Some people attribute this to how tough it is to actually win the Stanley Cup. Considering the physical demands of hockey, just finishing the 82 game regular season is a feat worthy of note. Add on to that a playoffs which can last anywhere from 16 games, which is the least number of playoff wins a team needs to take the Cup home (thus the semi-traditional throwing of the octopi in Detroit), all the way up to 28 games, and I think this argument is a fair one to make. However I think it honestly might have more to do with the manner in which the trophy is presented and the subsequent network coverage. Bobfish is a big football fan, or rather a Steelers fan (we can’t all have good taste in our team choices), and so she watched this year’s Super Bowl and the attendant ceremonies. Her observation, which I agree with, is that the presentation of the Lombardi Trophy felt too corporate. Rather than handing the trophy over to a mob of players right there, minutes after the game is over, the NFL takes the time to set up a little stage, bring the owner down from the luxury boxes, and then they only let one or two players up on the stage to accept the trophy along with the owner and coach. (The only illustration of this I could find was here.)

In all the years of watching hockey I cannot remember seeing a coach or owner lift the Stanley Cup before any of the players. In fact, as I think back, I don’t know if I have EVER seen a coach or owner lift the cup until AFTER all the players, the men who bled for it, have carried it around the ice. Another factor is the amount of history associated with the Stanley Cup. Originally donated in 1892, the Stanley Cup has been awarded in all but two of the subsequent 114 years, missing 1919 because of the flu pandemic and 2005 because Gary Bettman is an ass.

Of course they may all just be relieved that they managed to win the cup without ever having to wear this jersey:

(Picture lifted from here.)
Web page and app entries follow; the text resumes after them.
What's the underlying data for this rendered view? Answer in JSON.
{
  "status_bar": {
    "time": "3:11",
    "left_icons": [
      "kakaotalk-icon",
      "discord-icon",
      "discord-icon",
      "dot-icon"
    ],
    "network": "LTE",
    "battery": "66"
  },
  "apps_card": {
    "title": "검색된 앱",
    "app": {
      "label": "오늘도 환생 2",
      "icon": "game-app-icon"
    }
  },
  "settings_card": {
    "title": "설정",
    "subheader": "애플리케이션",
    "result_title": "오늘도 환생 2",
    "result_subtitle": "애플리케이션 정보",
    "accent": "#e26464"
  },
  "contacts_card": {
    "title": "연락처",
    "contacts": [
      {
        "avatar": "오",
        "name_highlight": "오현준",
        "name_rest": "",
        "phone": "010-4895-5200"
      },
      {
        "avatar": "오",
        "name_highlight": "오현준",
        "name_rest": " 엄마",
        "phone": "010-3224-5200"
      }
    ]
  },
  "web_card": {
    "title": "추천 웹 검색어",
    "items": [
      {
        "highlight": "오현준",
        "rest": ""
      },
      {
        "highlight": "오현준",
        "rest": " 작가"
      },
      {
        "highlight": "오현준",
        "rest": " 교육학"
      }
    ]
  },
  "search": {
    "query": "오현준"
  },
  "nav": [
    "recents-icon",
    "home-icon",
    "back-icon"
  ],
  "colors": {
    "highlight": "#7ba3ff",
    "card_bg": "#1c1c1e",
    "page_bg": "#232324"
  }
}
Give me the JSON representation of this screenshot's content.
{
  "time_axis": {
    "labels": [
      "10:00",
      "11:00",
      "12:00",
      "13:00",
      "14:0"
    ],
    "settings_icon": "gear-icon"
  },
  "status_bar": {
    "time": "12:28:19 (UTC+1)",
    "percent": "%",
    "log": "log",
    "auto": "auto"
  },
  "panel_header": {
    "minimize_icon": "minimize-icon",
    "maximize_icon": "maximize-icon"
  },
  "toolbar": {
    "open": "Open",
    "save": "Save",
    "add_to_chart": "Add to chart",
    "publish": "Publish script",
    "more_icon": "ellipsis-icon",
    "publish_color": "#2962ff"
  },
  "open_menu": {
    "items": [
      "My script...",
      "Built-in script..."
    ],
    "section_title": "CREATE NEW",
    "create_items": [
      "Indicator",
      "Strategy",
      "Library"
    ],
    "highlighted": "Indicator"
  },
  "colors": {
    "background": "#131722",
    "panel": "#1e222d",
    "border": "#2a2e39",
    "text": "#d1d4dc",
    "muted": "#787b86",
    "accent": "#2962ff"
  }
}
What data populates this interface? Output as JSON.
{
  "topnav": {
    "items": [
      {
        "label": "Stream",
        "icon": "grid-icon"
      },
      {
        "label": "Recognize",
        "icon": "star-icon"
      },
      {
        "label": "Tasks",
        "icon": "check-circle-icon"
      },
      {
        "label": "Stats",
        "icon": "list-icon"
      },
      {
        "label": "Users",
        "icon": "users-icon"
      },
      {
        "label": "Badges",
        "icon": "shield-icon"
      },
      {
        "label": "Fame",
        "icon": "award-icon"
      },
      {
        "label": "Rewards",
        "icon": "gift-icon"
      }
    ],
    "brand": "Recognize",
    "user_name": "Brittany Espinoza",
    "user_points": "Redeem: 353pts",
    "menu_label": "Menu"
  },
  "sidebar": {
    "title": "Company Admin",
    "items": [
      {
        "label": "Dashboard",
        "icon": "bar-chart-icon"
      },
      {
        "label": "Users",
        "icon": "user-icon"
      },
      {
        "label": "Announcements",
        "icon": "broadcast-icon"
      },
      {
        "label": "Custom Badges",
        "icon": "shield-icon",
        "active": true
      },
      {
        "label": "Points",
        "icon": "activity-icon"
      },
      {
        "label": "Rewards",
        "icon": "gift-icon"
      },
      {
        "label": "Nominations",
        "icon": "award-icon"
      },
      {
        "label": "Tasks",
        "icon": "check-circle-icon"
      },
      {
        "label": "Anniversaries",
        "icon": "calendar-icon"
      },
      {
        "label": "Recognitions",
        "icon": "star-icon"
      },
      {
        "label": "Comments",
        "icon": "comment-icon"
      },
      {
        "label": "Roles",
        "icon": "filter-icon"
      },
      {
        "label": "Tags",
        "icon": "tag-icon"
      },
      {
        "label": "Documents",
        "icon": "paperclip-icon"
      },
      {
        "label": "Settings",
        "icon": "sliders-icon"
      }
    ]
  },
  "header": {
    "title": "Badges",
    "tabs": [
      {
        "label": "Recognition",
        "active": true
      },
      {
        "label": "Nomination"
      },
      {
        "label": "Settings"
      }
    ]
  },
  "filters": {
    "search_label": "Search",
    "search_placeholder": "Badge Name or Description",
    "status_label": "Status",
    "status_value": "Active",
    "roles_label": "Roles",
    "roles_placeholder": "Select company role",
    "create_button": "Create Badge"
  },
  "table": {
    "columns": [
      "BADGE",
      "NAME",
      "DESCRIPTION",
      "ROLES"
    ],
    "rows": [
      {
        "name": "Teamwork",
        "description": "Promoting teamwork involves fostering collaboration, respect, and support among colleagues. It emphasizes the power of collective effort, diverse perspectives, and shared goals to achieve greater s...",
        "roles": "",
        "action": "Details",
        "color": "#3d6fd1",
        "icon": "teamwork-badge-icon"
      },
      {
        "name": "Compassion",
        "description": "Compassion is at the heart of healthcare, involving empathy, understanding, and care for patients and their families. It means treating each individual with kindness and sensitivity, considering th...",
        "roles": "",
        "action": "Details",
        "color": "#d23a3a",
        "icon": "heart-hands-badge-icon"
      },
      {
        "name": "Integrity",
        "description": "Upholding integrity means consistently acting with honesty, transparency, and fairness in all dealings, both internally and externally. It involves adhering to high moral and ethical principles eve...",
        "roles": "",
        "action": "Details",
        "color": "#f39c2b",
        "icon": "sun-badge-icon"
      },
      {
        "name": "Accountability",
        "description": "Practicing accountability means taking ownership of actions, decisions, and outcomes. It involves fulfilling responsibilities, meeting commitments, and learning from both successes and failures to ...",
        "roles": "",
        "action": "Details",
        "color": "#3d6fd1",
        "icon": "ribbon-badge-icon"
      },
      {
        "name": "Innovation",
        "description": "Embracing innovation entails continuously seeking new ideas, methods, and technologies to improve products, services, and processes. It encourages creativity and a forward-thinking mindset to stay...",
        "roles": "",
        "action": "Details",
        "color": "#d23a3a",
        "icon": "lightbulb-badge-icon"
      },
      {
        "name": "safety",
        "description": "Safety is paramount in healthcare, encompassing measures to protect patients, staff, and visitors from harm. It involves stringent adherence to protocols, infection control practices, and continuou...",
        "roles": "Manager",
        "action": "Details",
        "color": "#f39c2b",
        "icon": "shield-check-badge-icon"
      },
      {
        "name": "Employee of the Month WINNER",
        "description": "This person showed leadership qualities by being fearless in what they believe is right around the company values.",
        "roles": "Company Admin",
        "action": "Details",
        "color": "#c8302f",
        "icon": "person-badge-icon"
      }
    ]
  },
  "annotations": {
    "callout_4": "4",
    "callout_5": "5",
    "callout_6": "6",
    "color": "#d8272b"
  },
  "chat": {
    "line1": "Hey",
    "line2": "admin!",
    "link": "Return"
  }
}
Yes, dear readers, that is a bunny head on the bright yellow jersey of the ALIH’s Kokudo Bunnies, who have since changed to the Kokudo Lions. Only hockey players are man enough to throw on the cute and fuzzy bunny jersey to go face the public. (I seriously want one of these jerseys.)

1 comment:

bobfish said...

While winning our one for the thumb was incredible, there is nothing quite like watching the Stanley Cup being carried around by a bunch of burly men screaming obscenities too fast for the censors to catch. And the face that Rod Brind'amour made as he lifted that cup was great. I wish you had found a picture of that.